At 6 months, no eye had lost more than two lines of BCVA. Two eyes (0.4%) gained more than two lines of BCVA, and 86.7% of eyes showed no change (± one line) in BCVA. Figure 7 shows the distribution of change in lines of BCVA for the entire population (Figure 7A), myopic eyes (Figure 7B), and hyperopic eyes (Figure 7C).

Patient satisfaction
During postoperative care, all patients were asked about their satisfaction with the outcome of their treatment. Answers were broken down into five categories: (1) couldn't be better, (2) pleased with results, (3) satisfactory outcome, (4) had hoped for better, and (5) regret having had it. Results (182 patients) were recorded at 1 month (Figure 8).

The demanding setting for delivering LASIK within a high-volume chain of clinics requires the highest degree of reliability from the equipment, repeatability, predictability, and safety. Flap creation with the IntraLase femtosecond laser allows thinner flaps, which in turn leads to more patients being suitable for treatment thanks to the tissue-saving profile. We found no intraprocedural complications. Among Ultralase clinics, our experience has been that the overall complication rate with the IntraLase femtosecond is greatly reduced (ie, 1 in 600 with microkeratome flap creation vs 1 in 4,000 with femtosecond laser flap creation).

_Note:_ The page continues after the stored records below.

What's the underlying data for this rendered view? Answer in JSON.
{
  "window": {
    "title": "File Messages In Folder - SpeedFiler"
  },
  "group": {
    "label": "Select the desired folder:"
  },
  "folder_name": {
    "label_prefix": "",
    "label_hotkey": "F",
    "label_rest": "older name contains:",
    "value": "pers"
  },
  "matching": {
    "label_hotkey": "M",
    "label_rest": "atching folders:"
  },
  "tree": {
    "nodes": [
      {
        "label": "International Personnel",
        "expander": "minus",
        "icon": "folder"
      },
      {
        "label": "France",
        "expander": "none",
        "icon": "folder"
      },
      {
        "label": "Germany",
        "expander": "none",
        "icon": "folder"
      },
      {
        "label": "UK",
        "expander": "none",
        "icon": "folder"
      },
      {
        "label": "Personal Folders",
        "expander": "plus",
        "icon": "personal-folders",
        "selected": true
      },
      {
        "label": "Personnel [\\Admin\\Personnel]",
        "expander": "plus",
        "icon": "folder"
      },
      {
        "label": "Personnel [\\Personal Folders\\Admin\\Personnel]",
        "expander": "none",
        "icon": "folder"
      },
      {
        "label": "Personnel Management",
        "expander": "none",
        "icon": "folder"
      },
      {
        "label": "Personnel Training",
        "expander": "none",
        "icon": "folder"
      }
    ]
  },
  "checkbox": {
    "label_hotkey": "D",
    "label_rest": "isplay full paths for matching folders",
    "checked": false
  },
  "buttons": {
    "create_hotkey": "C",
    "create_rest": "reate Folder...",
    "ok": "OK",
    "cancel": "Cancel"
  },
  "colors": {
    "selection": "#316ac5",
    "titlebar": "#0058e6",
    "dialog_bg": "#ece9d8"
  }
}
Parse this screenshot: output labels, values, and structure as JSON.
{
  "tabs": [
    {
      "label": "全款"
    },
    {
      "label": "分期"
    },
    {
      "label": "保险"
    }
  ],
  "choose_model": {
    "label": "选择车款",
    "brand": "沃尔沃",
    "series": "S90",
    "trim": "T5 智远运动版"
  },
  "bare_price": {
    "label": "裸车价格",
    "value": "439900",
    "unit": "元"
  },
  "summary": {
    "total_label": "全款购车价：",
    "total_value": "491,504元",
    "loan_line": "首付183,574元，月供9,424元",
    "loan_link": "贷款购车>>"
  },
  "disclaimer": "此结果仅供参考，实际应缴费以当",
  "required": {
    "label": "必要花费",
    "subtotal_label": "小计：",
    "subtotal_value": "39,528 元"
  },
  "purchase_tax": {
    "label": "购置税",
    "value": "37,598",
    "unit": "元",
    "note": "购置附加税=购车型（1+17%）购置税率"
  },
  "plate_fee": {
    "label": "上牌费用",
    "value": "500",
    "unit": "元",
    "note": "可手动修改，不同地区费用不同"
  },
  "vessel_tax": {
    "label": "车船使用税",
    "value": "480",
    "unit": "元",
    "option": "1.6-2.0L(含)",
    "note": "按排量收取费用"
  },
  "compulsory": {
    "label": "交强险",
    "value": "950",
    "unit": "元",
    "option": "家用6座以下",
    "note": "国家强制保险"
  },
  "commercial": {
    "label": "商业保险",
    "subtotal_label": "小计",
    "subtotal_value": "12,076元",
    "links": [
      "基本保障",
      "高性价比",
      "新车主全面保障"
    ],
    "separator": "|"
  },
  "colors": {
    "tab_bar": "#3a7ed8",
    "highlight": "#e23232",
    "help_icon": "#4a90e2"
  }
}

There appears to be a conceptual discrepancy between the figures for postoperative refraction within ±0.50 (81.2%) and the finding for UCVA of at least 6/6 (64.3%). Conventional wisdom would hold that these two parameters should be closely related, but here they are more remote than might be expected. This fact may be explained with reference to the high-volume setting of a chain clinic. Follow-up appointments are scheduled at intervals, meaning that patients are frequently not encouraged to settle down and give their best visual performance. However, the refraction result has a defined endpoint with the duochrome refraction test used as a check. This means that the refraction is likely to be accurate, which correlates to the high subjective satisfaction rating obtained, and approximately 92% of patients are either pleased, delighted, or satisfied with the outcome.

In this large-sample, medium-term study encompassing a wide range of preoperative prescriptions (ie, from high myopia to medium hyperopia), all-laser LASIK seemed to be a safe and predictable technique. UCVA and SE settled to their postoperative levels rapidly, and a high degree of stability was demonstrated. Patients revealed an extent of satisfaction with the outcome of treatment, indicating that all-laser LASIK is an effective and popular technique that is well-suited for a high-volume chain clinic setting.

Jay Dermott, DOpt, is Training and Clinical Research Manager at Ultralase, Chelmsford, United Kingdom. Mr. Dermott states that he has no financial interest in the products or companies mentioned. He may be reached at jay.dermott@ultralase.com.